It has already heard what intelligence officials may have known about a conspiracy to bomb the flight.
The decision by CSIS to erase audiotapes of phone conversations involving the alleged mastermind Talwinder Singh Parmar has often been questioned by the victims' families.
The erasure policy has been explained previously as a simple issue of not having enough space to store reels and reels of tape.
The policy at the time was to erase tapes once they had been translated, but the transcripts in this case have been questioned because the conversations were not transcribed verbatim.
Tape erasures by CSIS were a significant issue in the trial of Inderjit Singh Reyat, the only person convicted in relation to the bombing.
A Parmar associate, he was found guilty on a reduced charge of manslaughter.
The issue also surfaced in the separate case of Ripudaman Singh Malik and Ajaib Singh Bagri, who were accused of playing senior roles in the bombing.
They were acquitted following a $130-million trial in Vancouver two years ago, in a verdict that outraged the victims' families.
The commission will also explore new evidence from India, the current debate surrounding terrorist trials and the witness protection programme.
The Security Intelligence Review Committee, the civilian watchdog for CSIS, reported in 1992 that nothing of value was lost by erasing the wiretaps. But some have criticised that finding for lacking proper analysis.
There has yet to be a clear answer as to why the Justice Department waited eight months after the bombing before instructing the spy agency not to destroy wiretaps of the prime suspect.
Also, questions surround CSIS's decision to erase bombing-related interviews in 1987, two years after the terrorist incident.
The various players have long offered conflicting versions of what happened and who was to blame for the erasures, and sources say dramatic differences will likely be evident again when they appear before Major, media reports said in Toronto.

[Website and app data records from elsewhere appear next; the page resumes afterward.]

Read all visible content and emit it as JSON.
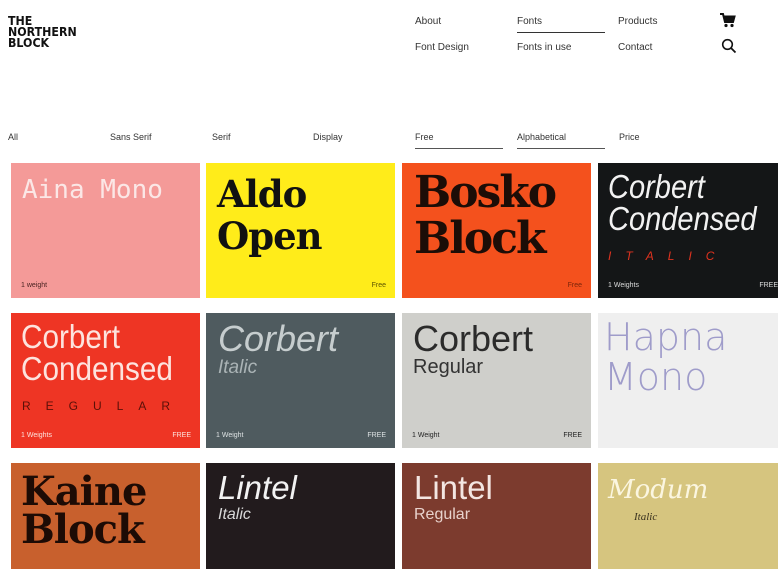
{
  "logo": {
    "lines": [
      "THE",
      "NORTHERN",
      "BLOCK"
    ]
  },
  "nav": {
    "about": "About",
    "fonts": "Fonts",
    "products": "Products",
    "font_design": "Font Design",
    "fonts_in_use": "Fonts in use",
    "contact": "Contact"
  },
  "icons": {
    "cart": "cart-icon",
    "search": "search-icon"
  },
  "filters": [
    "All",
    "Sans Serif",
    "Serif",
    "Display",
    "Free",
    "Alphabetical",
    "Price"
  ],
  "tiles": [
    {
      "line1": "Aina Mono",
      "weights": "1 weight",
      "badge": "",
      "bg": "#f49a98"
    },
    {
      "line1": "Aldo",
      "line2": "Open",
      "weights": "",
      "badge": "Free",
      "bg": "#ffec1a"
    },
    {
      "line1": "Bosko",
      "line2": "Block",
      "weights": "",
      "badge": "Free",
      "bg": "#f4511d"
    },
    {
      "line1": "Corbert",
      "line2": "Condensed",
      "style": "ITALIC",
      "weights": "1 Weights",
      "badge": "FREE",
      "bg": "#141617"
    },
    {
      "line1": "Corbert",
      "line2": "Condensed",
      "style": "REGULAR",
      "weights": "1 Weights",
      "badge": "FREE",
      "bg": "#ee3524"
    },
    {
      "line1": "Corbert",
      "line2": "Italic",
      "weights": "1 Weight",
      "badge": "FREE",
      "bg": "#4f5b5f"
    },
    {
      "line1": "Corbert",
      "line2": "Regular",
      "weights": "1 Weight",
      "badge": "FREE",
      "bg": "#cfcfcb"
    },
    {
      "line1": "Hapna",
      "line2": "Mono",
      "weights": "",
      "badge": "",
      "bg": "#efefef"
    },
    {
      "line1": "Kaine",
      "line2": "Block",
      "bg": "#c8602d"
    },
    {
      "line1": "Lintel",
      "line2": "Italic",
      "bg": "#221b1d"
    },
    {
      "line1": "Lintel",
      "line2": "Regular",
      "bg": "#7c3b2e"
    },
    {
      "line1": "Modum",
      "line2": "Italic",
      "bg": "#d6c57f"
    }
  ]
}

Mark Freiman, the chief counsel for the inquiry, wouldn't speculate on that possibility, but he did acknowledge that a key theme will be the "complex issue" of how to transform raw intelligence into evidence that can prove a case beyond a reasonable doubt.